**Exercise**
Please return the entries, omitting and altering nothing.

Dataset items
------

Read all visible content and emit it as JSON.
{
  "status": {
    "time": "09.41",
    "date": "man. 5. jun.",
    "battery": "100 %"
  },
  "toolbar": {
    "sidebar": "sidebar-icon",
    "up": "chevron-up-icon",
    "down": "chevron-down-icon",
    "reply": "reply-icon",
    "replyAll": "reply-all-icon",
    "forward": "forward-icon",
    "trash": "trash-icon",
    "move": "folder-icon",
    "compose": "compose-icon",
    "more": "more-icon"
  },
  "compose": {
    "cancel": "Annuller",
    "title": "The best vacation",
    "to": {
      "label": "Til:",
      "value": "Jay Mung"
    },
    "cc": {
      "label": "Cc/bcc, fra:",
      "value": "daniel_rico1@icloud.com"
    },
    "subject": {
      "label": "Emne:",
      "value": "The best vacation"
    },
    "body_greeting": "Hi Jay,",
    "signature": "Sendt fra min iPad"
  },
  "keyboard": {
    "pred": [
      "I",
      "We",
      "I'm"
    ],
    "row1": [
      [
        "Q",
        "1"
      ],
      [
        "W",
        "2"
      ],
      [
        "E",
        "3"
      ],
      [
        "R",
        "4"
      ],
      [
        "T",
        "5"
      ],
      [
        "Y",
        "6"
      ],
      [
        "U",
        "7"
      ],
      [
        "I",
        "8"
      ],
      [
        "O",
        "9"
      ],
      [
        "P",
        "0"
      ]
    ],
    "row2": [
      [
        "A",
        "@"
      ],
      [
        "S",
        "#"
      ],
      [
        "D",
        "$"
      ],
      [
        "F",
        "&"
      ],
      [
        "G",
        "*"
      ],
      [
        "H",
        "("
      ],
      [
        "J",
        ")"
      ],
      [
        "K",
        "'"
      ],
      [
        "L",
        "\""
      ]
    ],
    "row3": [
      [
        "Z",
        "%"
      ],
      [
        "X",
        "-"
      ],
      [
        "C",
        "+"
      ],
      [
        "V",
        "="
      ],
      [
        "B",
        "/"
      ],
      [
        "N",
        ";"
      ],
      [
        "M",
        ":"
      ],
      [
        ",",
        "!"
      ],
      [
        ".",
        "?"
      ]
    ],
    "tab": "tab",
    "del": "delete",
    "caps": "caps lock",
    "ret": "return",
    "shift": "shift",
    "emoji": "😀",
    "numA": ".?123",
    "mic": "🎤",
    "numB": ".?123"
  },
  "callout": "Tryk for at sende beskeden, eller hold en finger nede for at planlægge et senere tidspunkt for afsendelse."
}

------

**Written response**
Read all visible content and emit it as JSON.
{
  "status": {
    "time": "09.41",
    "date": "man. 5. jun.",
    "battery": "100 %"
  },
  "toolbar": {
    "sidebar": "sidebar-icon",
    "up": "chevron-up-icon",
    "down": "chevron-down-icon",
    "reply": "reply-icon",
    "replyAll": "reply-all-icon",
    "forward": "forward-icon",
    "trash": "trash-icon",
    "move": "folder-icon",
    "compose": "compose-icon",
    "more": "more-icon"
  },
  "compose": {
    "cancel": "Annuller",
    "title": "The best vacation",
    "to": {
      "label": "Til:",
      "value": "Jay Mung"
    },
    "cc": {
      "label": "Cc/bcc, fra:",
      "value": "daniel_rico1@icloud.com"
    },
    "subject": {
      "label": "Emne:",
      "value": "The best vacation"
    },
    "body_greeting": "Hi Jay,",
    "signature": "Sendt fra min iPad"
  },
  "keyboard": {
    "pred": [
      "I",
      "We",
      "I'm"
    ],
    "row1": [
      [
        "Q",
        "1"
      ],
      [
        "W",
        "2"
      ],
      [
        "E",
        "3"
      ],
      [
        "R",
        "4"
      ],
      [
        "T",
        "5"
      ],
      [
        "Y",
        "6"
      ],
      [
        "U",
        "7"
      ],
      [
        "I",
        "8"
      ],
      [
        "O",
        "9"
      ],
      [
        "P",
        "0"
      ]
    ],
    "row2": [
      [
        "A",
        "@"
      ],
      [
        "S",
        "#"
      ],
      [
        "D",
        "$"
      ],
      [
        "F",
        "&"
      ],
      [
        "G",
        "*"
      ],
      [
        "H",
        "("
      ],
      [
        "J",
        ")"
      ],
      [
        "K",
        "'"
      ],
      [
        "L",
        "\""
      ]
    ],
    "row3": [
      [
        "Z",
        "%"
      ],
      [
        "X",
        "-"
      ],
      [
        "C",
        "+"
      ],
      [
        "V",
        "="
      ],
      [
        "B",
        "/"
      ],
      [
        "N",
        ";"
      ],
      [
        "M",
        ":"
      ],
      [
        ",",
        "!"
      ],
      [
        ".",
        "?"
      ]
    ],
    "tab": "tab",
    "del": "delete",
    "caps": "caps lock",
    "ret": "return",
    "shift": "shift",
    "emoji": "😀",
    "numA": ".?123",
    "mic": "🎤",
    "numB": ".?123"
  },
  "callout": "Tryk for at sende beskeden, eller hold en finger nede for at planlægge et senere tidspunkt for afsendelse."
}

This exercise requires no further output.